I'm no angel. If your shoes are ugly I'll pass judgement. If you chew gum with vigour, or spit in the street, I'll look sideways. But when it comes to baby names the sky's the limit. Go for your life.
When I was in the hospital after having my son Ted, one of the nurses told me they'd just had a baby in the ward called Awesome. Well, why not? It's a lot to live up to kid - but you had your mum and dad convinced from day one.
The thing about baby names is that they mean something different to everyone who hears them. I live in the Northern Rivers of New South Wales, and trust me it's peak weird baby name territory, I've heard them all.
But no matter how strange they are, the kids own them. And the more you hear them shouted in the playground the less strange they seem.
My husband wanted to call our son Ted. At the time I thought it was a bit inconsequential, maybe even too friendly, it was also the name of an inappropriate sweary bear movie star.
I liked grander names. Not posh names, but monikers with a little gravitas. So we went for Ted with the much more important sounding Edmund as his "real" name.

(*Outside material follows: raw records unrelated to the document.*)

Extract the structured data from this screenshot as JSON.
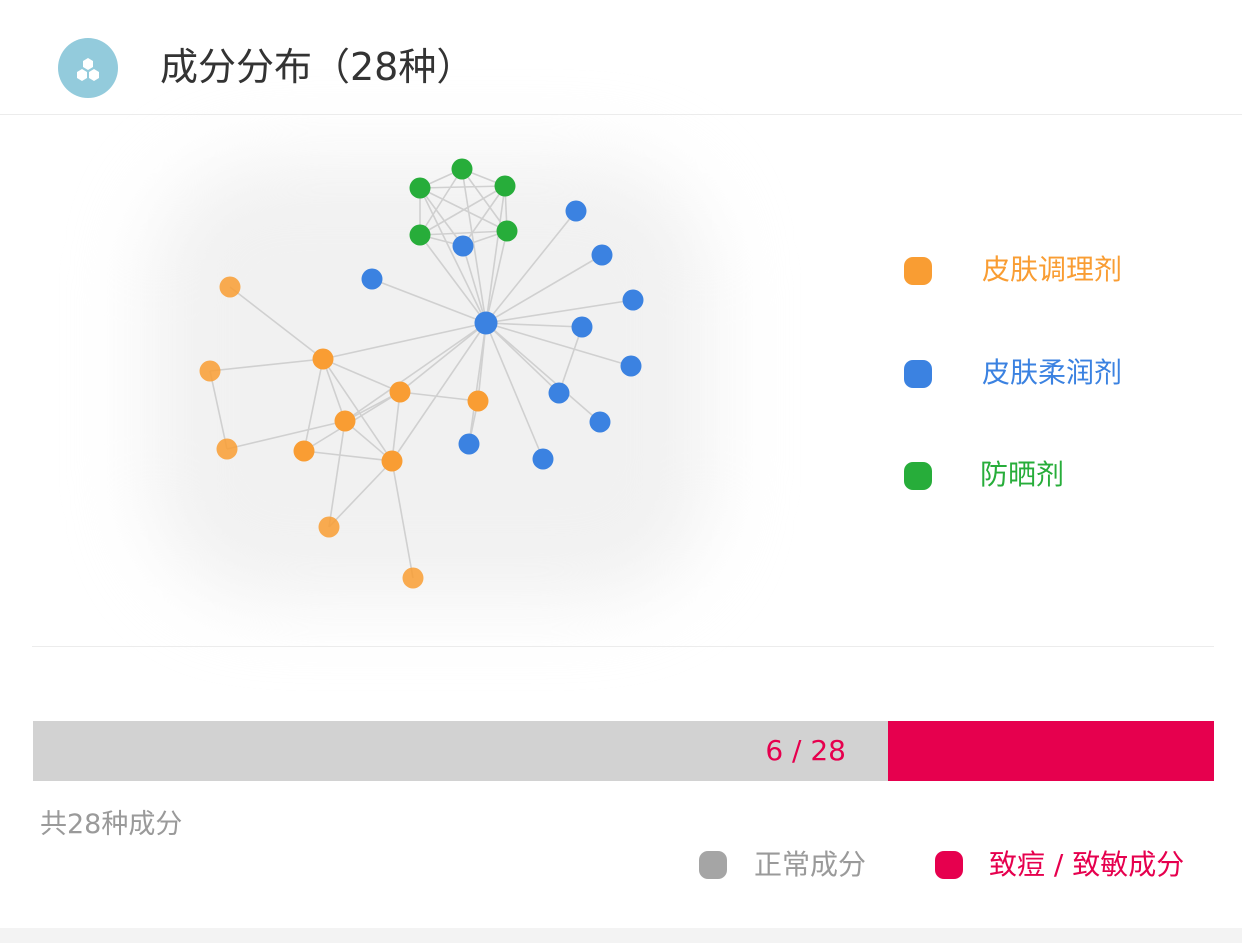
{
  "header": {
    "title": "成分分布（28种）",
    "icon": "molecule-icon"
  },
  "network": {
    "legend": [
      {
        "label": "皮肤调理剂",
        "color": "#f99d33"
      },
      {
        "label": "皮肤柔润剂",
        "color": "#3b82e1"
      },
      {
        "label": "防晒剂",
        "color": "#27ad3a"
      }
    ],
    "node_colors": {
      "orange": "#f99d33",
      "blue": "#3b82e1",
      "green": "#27ad3a",
      "edge": "#d0d0d0"
    }
  },
  "ratio": {
    "flagged": 6,
    "total": 28,
    "flagged_fraction": 0.2143,
    "text": "6 / 28",
    "normal_color": "#d2d2d2",
    "flagged_color": "#e6004e"
  },
  "summary": {
    "total_text": "共28种成分"
  },
  "bottom_legend": [
    {
      "label": "正常成分",
      "color": "#a5a5a5",
      "text_color": "#9a9a9a"
    },
    {
      "label": "致痘 / 致敏成分",
      "color": "#e6004e",
      "text_color": "#e6004e"
    }
  ]
}
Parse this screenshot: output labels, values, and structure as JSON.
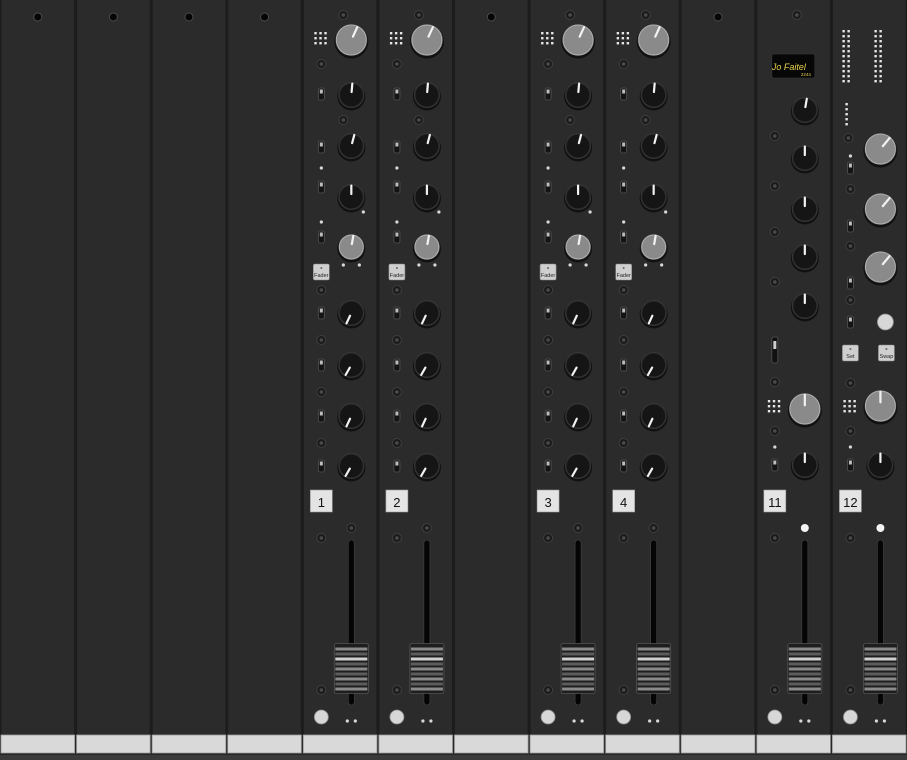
{
  "logo": {
    "text": "Jo Faitel",
    "subtext": "2244"
  },
  "labels": {
    "fader": "Fader",
    "set": "Set",
    "swap": "Swap"
  },
  "channels": [
    {
      "type": "blank"
    },
    {
      "type": "blank"
    },
    {
      "type": "blank"
    },
    {
      "type": "blank"
    },
    {
      "type": "channel",
      "label": "1",
      "fader_level": 0.1,
      "fader_button": true
    },
    {
      "type": "channel",
      "label": "2",
      "fader_level": 0.1,
      "fader_button": true
    },
    {
      "type": "blank"
    },
    {
      "type": "channel",
      "label": "3",
      "fader_level": 0.1,
      "fader_button": true
    },
    {
      "type": "channel",
      "label": "4",
      "fader_level": 0.1,
      "fader_button": true
    },
    {
      "type": "blank"
    },
    {
      "type": "master",
      "label": "11",
      "fader_level": 0.1
    },
    {
      "type": "master",
      "label": "12",
      "fader_level": 0.1
    }
  ],
  "colors": {
    "panel": "#2b2b2b",
    "panel_edge": "#1c1c1c",
    "label_strip": "#d9d9d9",
    "knob": "#151515",
    "knob_grey": "#8a8a8a",
    "logo_text": "#e8d24a"
  }
}
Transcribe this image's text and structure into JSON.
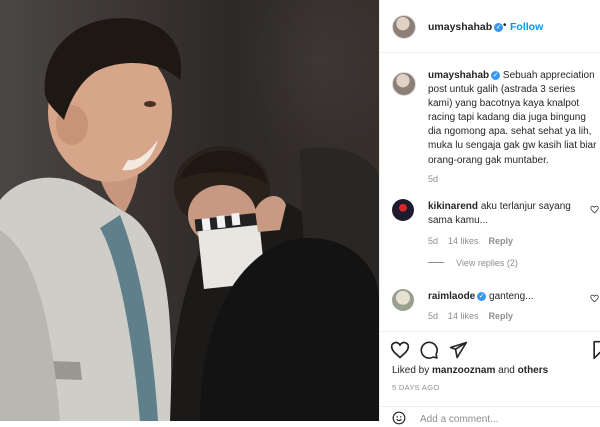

You might think that's a mouldy old name, but it makes me think of one of my heroes, Edmund Hillary, a kiwi like me, who achieved an incredible feat, unlike me, by climbing Mount Everest and living with that fame with inspiring humility. It's also the name of the first Prime Minister of my favourite country in the world, Australia (although he was popularly known as Toby, don't ask me why).
I have a friend called Deb Darby and I love the alliteration of that name. I never call her Deb, I always call her Deb Darby. So when I had my daughter I wanted a hard G name to go with her surname.
For five minutes I thought about Gertie, I pictured her as a reporter in a hectic war zone as the newsreader crossed to her saying "we go now to Gertie Gyngell who's on the scene in Kandahar, Gertie are the bombs still raining down where you are?" I chickened out.
One style of names I'd always liked was the clunky duchess genre, you know, Edith, Agatha, Florence and friends. And that's how I arrived at Gwendolen.
It's also the name of two of my favourite characters in literature. Gwendolen Grandcourt, the glamorous gambler who gets revenge on her heartless husband in the best way. And Gwendolen Fairfax, who never travels without her diary because "one should always have something sensational to read on the train".
My mum and my mother-in-law were not convinced. But as my obstetrician told me, they had their turn.
So here I am with a Ted, and a Gwen, and If you're not wearing crocs I'm not judging you.
Leila McKinnon is a Channel 9 presenter and reporter.